Tally the lines containing "from" in this data. Respond with the tally alone.

DATA SECTION
--
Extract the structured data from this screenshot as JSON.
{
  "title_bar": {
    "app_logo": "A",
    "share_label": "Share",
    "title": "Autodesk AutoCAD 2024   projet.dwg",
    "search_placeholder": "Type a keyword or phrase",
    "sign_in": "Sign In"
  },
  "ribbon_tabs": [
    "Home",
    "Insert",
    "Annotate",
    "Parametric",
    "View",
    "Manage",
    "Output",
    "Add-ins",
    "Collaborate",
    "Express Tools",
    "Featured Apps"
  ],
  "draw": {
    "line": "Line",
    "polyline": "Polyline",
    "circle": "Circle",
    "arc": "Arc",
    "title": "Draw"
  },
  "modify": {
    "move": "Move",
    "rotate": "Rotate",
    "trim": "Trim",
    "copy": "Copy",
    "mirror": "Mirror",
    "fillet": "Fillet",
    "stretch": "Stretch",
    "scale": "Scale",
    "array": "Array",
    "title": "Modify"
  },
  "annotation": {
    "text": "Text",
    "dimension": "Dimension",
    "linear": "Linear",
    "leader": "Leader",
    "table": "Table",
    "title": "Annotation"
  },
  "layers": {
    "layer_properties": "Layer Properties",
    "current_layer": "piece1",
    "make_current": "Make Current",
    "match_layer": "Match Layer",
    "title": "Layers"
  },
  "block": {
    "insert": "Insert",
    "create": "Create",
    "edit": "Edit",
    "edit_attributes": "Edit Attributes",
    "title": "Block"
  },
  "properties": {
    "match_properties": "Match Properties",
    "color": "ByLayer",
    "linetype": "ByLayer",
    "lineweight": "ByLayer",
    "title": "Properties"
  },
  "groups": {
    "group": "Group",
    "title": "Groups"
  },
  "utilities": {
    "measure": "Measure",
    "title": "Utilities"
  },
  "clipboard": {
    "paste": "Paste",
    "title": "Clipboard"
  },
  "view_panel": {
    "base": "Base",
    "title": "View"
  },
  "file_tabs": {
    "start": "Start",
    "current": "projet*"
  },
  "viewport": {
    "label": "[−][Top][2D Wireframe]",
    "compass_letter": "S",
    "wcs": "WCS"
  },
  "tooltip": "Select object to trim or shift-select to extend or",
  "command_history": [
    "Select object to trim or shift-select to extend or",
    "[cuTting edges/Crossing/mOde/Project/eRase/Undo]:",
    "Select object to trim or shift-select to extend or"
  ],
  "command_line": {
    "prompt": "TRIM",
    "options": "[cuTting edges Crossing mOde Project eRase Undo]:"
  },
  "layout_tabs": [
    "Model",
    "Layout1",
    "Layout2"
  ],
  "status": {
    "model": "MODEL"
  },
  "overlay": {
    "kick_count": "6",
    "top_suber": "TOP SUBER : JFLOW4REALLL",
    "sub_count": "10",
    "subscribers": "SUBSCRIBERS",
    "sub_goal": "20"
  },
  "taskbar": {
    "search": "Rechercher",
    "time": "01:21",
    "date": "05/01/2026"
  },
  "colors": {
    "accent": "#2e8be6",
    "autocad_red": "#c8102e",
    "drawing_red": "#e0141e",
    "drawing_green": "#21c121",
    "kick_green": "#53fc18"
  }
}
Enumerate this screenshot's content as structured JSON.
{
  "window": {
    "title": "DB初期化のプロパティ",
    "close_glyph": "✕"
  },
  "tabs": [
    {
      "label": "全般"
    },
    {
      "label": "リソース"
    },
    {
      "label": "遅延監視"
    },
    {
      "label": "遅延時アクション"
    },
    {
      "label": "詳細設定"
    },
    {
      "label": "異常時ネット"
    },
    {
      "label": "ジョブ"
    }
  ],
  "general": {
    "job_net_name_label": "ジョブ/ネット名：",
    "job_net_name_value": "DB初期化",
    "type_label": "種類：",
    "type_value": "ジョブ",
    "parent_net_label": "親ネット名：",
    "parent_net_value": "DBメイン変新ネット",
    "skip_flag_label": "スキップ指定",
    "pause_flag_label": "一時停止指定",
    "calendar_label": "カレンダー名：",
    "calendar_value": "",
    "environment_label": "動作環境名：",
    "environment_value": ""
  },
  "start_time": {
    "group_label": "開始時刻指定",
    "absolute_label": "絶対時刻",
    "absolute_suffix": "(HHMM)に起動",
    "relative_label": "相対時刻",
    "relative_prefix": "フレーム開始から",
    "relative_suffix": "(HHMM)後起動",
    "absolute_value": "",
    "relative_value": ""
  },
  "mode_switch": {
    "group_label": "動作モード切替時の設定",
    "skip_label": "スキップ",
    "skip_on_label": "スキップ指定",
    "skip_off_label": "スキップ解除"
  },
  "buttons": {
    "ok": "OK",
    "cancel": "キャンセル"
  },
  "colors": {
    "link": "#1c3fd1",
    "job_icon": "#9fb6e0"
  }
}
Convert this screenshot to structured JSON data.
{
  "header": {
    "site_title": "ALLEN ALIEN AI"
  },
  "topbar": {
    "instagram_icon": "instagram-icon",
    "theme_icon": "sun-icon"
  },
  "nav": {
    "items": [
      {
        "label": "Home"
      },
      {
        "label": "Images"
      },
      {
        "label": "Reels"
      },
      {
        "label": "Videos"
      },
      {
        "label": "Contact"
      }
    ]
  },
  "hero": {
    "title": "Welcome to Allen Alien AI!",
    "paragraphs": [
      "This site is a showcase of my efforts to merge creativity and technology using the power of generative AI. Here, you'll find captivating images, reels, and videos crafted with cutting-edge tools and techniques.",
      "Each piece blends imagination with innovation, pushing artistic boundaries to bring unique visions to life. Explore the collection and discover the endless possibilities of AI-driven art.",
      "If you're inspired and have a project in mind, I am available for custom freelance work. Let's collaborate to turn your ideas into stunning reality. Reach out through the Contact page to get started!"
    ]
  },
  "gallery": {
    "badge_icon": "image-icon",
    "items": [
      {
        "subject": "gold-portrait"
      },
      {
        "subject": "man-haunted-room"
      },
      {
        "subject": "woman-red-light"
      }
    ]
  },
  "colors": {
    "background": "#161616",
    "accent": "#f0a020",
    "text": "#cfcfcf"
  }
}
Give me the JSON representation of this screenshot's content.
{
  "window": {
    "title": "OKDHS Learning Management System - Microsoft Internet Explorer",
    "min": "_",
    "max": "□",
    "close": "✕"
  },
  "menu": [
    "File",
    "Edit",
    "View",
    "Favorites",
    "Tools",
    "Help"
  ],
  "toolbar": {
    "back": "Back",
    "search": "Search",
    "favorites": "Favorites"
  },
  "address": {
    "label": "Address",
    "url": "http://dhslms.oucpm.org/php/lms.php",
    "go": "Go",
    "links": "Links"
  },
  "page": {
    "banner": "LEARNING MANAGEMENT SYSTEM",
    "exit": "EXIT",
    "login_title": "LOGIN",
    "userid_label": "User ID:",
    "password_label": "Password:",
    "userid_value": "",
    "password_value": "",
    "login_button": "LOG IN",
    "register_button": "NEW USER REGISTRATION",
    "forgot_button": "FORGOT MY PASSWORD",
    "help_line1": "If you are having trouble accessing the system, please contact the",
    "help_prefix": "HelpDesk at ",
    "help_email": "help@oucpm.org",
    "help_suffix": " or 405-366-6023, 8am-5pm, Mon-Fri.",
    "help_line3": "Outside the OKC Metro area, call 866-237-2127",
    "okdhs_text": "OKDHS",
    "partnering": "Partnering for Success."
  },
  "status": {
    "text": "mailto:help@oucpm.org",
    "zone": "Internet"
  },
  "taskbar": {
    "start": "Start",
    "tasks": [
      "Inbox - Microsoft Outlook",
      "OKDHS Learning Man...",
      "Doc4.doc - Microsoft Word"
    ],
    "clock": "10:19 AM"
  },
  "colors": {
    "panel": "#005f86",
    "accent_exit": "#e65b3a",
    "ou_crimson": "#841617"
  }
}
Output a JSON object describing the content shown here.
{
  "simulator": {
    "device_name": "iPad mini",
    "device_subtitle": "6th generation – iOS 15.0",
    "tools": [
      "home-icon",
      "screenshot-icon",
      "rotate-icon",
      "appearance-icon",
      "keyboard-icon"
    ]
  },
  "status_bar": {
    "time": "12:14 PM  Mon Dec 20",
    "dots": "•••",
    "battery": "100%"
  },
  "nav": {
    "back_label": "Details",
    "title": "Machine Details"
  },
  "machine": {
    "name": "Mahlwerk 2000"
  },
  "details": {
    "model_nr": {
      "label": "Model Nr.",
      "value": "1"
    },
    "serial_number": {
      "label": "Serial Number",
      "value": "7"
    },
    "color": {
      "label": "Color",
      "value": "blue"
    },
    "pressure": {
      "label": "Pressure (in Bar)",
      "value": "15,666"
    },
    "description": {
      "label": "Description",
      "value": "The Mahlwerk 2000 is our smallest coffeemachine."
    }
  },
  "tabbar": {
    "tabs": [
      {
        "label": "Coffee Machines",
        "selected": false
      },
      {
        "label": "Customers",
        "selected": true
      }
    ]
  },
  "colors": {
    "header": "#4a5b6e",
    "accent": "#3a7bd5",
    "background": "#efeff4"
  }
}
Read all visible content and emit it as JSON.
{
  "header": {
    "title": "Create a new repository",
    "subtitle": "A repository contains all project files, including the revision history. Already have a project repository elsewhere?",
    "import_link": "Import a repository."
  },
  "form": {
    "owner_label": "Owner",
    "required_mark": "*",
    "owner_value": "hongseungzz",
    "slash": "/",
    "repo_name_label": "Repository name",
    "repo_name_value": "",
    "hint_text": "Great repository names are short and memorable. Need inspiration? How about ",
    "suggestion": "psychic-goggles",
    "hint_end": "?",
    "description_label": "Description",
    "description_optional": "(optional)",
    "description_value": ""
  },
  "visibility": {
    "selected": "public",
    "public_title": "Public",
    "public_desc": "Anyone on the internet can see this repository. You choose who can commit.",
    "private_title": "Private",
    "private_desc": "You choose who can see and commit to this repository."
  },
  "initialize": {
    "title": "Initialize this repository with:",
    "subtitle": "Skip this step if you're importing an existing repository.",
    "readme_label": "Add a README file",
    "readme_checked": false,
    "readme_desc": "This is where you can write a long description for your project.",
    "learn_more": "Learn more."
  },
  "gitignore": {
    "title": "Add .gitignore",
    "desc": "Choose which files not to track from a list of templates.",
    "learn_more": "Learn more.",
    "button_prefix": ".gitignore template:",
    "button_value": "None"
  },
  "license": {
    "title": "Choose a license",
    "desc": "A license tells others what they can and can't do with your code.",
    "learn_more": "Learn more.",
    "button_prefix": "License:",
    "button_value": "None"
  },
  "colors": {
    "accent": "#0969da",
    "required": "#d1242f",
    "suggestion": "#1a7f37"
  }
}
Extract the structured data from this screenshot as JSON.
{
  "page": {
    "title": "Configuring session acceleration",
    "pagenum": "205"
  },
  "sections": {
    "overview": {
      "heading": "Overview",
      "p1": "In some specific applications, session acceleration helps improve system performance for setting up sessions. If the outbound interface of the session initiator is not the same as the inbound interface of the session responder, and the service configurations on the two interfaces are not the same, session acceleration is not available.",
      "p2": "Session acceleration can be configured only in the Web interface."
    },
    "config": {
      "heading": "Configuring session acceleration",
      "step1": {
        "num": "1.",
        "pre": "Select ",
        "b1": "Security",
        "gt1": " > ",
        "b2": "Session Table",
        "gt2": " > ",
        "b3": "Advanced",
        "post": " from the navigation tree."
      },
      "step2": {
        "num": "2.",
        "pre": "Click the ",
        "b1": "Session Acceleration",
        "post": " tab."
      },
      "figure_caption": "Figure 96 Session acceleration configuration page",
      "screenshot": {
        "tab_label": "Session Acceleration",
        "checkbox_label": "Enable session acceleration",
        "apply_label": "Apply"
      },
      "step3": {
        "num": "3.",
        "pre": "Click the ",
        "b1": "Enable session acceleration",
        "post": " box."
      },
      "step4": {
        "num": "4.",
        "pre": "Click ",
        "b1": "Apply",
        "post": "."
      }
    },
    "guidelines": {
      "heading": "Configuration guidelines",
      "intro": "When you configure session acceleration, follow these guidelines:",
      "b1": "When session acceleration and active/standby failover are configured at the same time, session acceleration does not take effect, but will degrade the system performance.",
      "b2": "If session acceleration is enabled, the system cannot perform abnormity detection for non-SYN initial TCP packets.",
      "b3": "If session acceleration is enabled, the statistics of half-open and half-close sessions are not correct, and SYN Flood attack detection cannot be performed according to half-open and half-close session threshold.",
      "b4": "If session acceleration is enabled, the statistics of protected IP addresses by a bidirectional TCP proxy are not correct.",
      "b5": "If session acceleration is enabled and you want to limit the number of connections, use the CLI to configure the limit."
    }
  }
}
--
COMPLETED EXERCISE
4